Me and the Devil Blues is, to begin with, an impassioned interpretation of the myth surrounding 1930s blues guitarist Robert Johnson, rumoured to have sold his soul to the devil at the crossroads in return for his virtuoso talent. Two bulky translated volumes combine the four books required for Akira Hiramoto’s work in his native Japan.

In Hiramoto’s tale the protagonist is RJ, who pays lip service to a virtuous life, but is easily seduced, and on hearing the story about trading his soul for the talent he desires the thought almost takes physical possession of him. He takes his guitar to the crossroads, but the transformation’s not immediate. First RJ has to learn that the blues has to be felt, that true blues can’t be faked. These early sequences with RJ being in turn scorned then indulged by old bluesmen are among the best in the two volumes, involving a series of pithy comments and some fantastic art. Hiramoto makes his point about the truth of the blues by presenting the wisdom of the ages in his illustrations. There’s an artistic indulgence in depicting men in their forties as timeless, as sat around a bar table Son House and Willie Brown are in effect handing down the stone tablets.

This is followed by an even better sequence of the guys playing and RJ cutting loose.
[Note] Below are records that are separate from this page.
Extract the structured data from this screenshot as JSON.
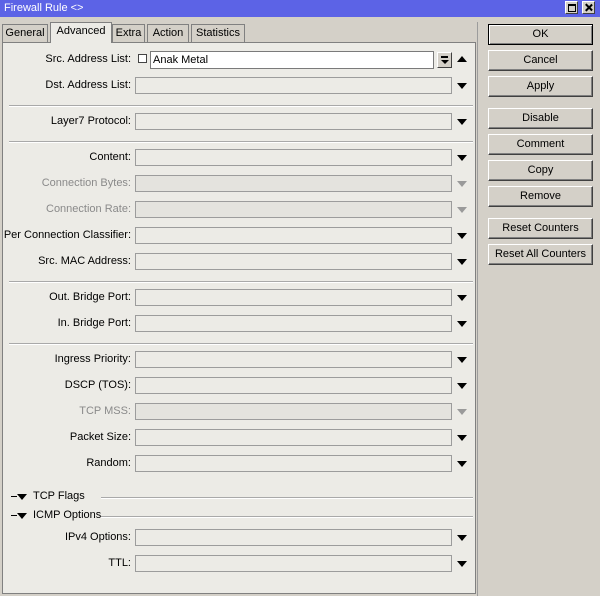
{
  "window": {
    "title": "Firewall Rule <>"
  },
  "tabs": [
    "General",
    "Advanced",
    "Extra",
    "Action",
    "Statistics"
  ],
  "fields": {
    "src_address_list": {
      "label": "Src. Address List:",
      "value": "Anak Metal"
    },
    "dst_address_list": {
      "label": "Dst. Address List:"
    },
    "layer7_protocol": {
      "label": "Layer7 Protocol:"
    },
    "content": {
      "label": "Content:"
    },
    "connection_bytes": {
      "label": "Connection Bytes:"
    },
    "connection_rate": {
      "label": "Connection Rate:"
    },
    "per_connection_classifier": {
      "label": "Per Connection Classifier:"
    },
    "src_mac_address": {
      "label": "Src. MAC Address:"
    },
    "out_bridge_port": {
      "label": "Out. Bridge Port:"
    },
    "in_bridge_port": {
      "label": "In. Bridge Port:"
    },
    "ingress_priority": {
      "label": "Ingress Priority:"
    },
    "dscp_tos": {
      "label": "DSCP (TOS):"
    },
    "tcp_mss": {
      "label": "TCP MSS:"
    },
    "packet_size": {
      "label": "Packet Size:"
    },
    "random": {
      "label": "Random:"
    },
    "ipv4_options": {
      "label": "IPv4 Options:"
    },
    "ttl": {
      "label": "TTL:"
    }
  },
  "sections": {
    "tcp_flags": "TCP Flags",
    "icmp_options": "ICMP Options"
  },
  "buttons": {
    "ok": "OK",
    "cancel": "Cancel",
    "apply": "Apply",
    "disable": "Disable",
    "comment": "Comment",
    "copy": "Copy",
    "remove": "Remove",
    "reset_counters": "Reset Counters",
    "reset_all_counters": "Reset All Counters"
  }
}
The devil may be in RJ, but he’s also in the detail. The sample page is the exquisitely observed preparation, which is followed by RJ blowing the veterans off stage from the back of the bar. Conveying music is notoriously difficult in a graphic novel, and these pages rip from the heart and drip with mood. RJ rapidly learns there’s a personal cost to his new found technical ability.

Hiramoto underlines RJ’s tragedy, then takes the story in an unpredictable direction by having him accompany Clyde Barrow, later of Bonnie and Clyde notoriety. They travel together before Hiramoto sidelines RJ to concentrate on Barrow. Having established what the blues is, Hiramoto takes an extended view of the scenery breeding the conditions, at first a wider exploration of what it means to be black in 1930s USA, then the poverty of the rural communities Barrow visits. It’s a form of rural character based horror taking in other elements of the era, such as the prohibition of alcohol. These sequences feature the same magical realism as the earlier pages, but instil a different mood. Knowing what Barrow became, and what he’s already done, makes him a far less sympathetic lead, but the horrific situation he’s placed in paints him in a different light.
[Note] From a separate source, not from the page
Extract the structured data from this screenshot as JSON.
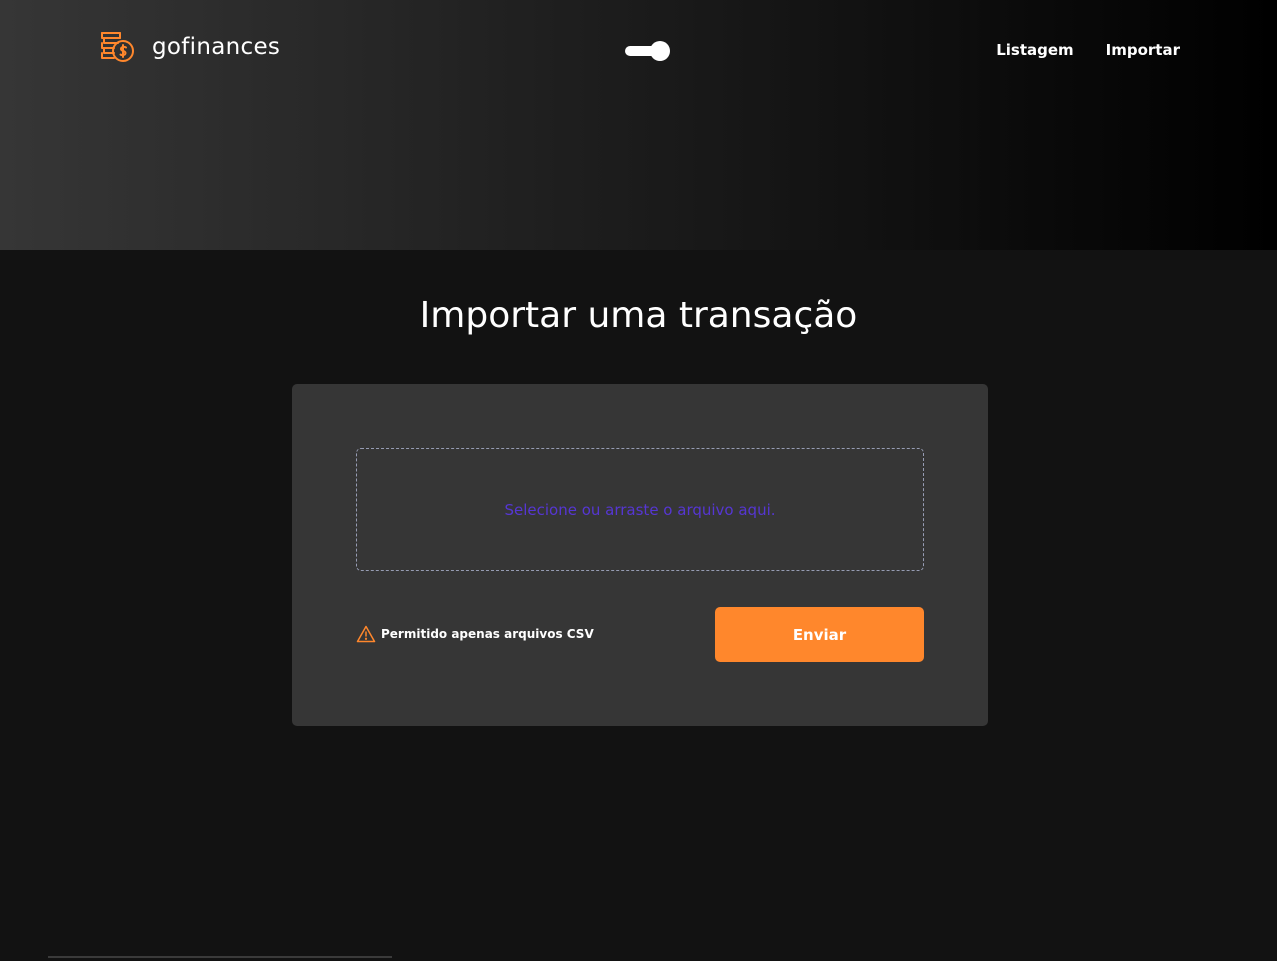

A very effective cinematic style infuses Me and the Devil Blues. At moments of high tension, such as a life resting on a young child’s ability to count correctly, Hiramoto mentions music, and it instantly invokes some Morricone style wailing harmonica. The illustration throughout is fantastic, dark and moody, accentuating the prevailing tension, and Hiramoto is an extremely precise artist, constructing his characters from fine detail. The small, quiet moments count as much as the wilder action, and are extremely rewarding.

Volume one cuts off at an odd and stressful moment, this partition due to creating two volumes of roughly equal size. Barrow’s looking for an exit, and his problems are minor compared with RJ’s possibly fatal circumstances. Cue volume two.